The records -
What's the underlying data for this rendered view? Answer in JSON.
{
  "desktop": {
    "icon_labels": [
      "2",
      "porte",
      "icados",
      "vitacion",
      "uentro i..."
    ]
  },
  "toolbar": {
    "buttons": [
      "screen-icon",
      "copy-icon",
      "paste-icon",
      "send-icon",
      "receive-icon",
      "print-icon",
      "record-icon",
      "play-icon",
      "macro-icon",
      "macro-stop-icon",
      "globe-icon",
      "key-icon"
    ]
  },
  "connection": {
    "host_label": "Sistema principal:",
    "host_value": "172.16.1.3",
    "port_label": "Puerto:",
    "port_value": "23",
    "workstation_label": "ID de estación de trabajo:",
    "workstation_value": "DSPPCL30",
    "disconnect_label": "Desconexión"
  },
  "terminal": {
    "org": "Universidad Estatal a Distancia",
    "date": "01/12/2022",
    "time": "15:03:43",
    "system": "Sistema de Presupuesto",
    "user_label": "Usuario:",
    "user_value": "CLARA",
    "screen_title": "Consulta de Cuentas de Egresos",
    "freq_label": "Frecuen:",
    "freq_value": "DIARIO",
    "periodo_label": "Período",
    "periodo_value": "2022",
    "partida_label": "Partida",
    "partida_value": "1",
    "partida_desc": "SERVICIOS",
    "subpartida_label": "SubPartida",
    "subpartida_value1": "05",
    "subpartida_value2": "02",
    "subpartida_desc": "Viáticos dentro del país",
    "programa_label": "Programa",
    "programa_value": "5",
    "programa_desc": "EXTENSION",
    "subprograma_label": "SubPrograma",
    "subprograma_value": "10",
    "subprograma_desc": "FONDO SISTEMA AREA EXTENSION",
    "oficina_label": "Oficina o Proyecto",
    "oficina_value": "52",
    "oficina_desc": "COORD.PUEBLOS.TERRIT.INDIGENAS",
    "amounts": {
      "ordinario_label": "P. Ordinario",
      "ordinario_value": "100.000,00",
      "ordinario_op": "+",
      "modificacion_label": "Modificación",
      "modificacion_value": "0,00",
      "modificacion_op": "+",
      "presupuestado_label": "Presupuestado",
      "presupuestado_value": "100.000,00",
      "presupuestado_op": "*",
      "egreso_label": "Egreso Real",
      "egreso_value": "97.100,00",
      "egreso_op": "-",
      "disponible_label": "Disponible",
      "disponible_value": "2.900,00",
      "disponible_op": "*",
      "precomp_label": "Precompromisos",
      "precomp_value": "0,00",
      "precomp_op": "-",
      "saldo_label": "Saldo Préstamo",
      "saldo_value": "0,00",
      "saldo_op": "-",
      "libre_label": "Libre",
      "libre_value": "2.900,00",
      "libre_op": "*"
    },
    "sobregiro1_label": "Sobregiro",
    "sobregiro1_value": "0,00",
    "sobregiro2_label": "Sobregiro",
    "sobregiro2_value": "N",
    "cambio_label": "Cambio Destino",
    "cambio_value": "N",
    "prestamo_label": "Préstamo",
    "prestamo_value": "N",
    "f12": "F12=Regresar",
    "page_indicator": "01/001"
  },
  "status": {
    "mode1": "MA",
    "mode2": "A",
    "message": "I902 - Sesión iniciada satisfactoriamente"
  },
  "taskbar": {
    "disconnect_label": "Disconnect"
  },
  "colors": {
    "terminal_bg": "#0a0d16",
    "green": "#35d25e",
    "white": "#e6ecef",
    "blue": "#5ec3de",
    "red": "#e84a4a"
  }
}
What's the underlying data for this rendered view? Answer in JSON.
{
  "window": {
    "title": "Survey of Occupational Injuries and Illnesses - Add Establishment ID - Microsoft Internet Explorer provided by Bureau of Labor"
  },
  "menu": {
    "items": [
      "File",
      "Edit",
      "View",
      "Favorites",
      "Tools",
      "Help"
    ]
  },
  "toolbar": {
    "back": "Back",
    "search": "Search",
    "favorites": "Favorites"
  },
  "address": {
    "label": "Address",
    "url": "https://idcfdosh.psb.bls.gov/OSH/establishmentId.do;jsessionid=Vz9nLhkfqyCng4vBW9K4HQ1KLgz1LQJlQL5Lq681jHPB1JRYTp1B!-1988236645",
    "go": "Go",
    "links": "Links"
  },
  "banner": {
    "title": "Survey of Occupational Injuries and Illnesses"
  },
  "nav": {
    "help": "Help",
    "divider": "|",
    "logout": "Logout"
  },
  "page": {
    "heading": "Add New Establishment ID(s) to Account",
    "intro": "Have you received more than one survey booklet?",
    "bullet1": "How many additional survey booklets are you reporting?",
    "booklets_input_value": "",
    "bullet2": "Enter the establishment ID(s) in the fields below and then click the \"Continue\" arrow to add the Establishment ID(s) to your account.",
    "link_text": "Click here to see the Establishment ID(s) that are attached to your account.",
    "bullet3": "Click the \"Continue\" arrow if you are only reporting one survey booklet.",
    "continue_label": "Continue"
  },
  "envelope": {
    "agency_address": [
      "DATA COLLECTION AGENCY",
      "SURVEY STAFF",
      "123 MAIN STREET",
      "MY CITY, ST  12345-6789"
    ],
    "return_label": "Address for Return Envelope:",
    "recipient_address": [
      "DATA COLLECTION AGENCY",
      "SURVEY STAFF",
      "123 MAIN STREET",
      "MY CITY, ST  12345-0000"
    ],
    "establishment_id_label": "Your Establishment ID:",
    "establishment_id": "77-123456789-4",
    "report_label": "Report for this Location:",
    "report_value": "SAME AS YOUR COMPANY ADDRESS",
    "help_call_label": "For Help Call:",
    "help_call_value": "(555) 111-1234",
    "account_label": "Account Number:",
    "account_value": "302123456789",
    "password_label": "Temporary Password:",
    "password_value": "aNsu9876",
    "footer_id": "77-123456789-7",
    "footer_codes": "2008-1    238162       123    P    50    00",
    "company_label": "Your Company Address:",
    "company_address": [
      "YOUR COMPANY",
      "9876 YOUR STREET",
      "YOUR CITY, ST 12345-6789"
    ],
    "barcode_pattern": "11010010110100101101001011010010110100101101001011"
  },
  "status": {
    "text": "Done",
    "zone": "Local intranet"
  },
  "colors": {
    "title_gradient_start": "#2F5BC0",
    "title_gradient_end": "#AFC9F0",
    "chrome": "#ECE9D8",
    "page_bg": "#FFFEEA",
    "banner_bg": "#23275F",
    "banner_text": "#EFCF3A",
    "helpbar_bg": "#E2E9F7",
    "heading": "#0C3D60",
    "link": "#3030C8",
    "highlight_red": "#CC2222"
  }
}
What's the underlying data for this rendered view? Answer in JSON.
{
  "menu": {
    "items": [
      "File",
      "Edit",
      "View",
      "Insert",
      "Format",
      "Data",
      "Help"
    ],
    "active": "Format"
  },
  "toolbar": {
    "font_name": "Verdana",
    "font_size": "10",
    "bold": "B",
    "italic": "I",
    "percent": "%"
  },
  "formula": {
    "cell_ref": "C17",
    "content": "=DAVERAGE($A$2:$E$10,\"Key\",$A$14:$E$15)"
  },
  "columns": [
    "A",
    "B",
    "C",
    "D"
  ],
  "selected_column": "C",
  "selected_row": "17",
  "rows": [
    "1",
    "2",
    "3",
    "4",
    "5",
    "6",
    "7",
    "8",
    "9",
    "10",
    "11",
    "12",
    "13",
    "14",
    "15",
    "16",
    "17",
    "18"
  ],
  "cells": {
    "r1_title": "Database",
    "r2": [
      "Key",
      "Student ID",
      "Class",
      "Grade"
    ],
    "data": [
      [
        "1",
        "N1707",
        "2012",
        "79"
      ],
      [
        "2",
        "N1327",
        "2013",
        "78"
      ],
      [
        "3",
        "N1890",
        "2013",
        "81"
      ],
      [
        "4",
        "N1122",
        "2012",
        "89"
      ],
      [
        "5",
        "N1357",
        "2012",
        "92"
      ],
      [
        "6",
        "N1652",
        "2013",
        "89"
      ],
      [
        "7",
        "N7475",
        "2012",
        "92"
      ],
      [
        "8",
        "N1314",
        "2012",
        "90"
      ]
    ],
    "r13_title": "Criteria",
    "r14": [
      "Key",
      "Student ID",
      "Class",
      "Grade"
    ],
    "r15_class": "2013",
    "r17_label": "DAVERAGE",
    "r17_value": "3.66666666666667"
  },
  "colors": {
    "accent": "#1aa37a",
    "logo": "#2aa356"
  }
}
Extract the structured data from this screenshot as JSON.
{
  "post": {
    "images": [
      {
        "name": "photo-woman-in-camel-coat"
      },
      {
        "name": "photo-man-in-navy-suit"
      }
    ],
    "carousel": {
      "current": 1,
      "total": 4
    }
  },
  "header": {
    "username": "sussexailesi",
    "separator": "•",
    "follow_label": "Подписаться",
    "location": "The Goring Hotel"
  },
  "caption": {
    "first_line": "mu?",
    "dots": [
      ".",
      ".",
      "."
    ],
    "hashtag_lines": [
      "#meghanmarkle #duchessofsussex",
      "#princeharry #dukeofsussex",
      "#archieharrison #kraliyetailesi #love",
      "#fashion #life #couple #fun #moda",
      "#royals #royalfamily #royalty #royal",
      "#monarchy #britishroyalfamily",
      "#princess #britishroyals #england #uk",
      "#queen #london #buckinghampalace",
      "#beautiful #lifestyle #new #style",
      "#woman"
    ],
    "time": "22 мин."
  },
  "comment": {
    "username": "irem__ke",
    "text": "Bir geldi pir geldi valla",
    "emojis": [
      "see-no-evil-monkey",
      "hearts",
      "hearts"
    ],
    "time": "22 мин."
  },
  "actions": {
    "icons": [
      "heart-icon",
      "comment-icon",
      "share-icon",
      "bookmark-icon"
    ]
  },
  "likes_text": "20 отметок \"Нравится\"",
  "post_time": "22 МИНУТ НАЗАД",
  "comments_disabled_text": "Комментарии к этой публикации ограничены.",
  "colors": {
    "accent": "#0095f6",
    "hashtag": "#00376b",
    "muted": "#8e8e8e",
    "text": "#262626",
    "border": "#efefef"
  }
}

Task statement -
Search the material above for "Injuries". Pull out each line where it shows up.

Answer below -
    "title": "Survey of Occupational Injuries and Illnesses - Add Establishment ID - Microsoft Internet Explorer provided by Bureau of Labor"
    "title": "Survey of Occupational Injuries and Illnesses"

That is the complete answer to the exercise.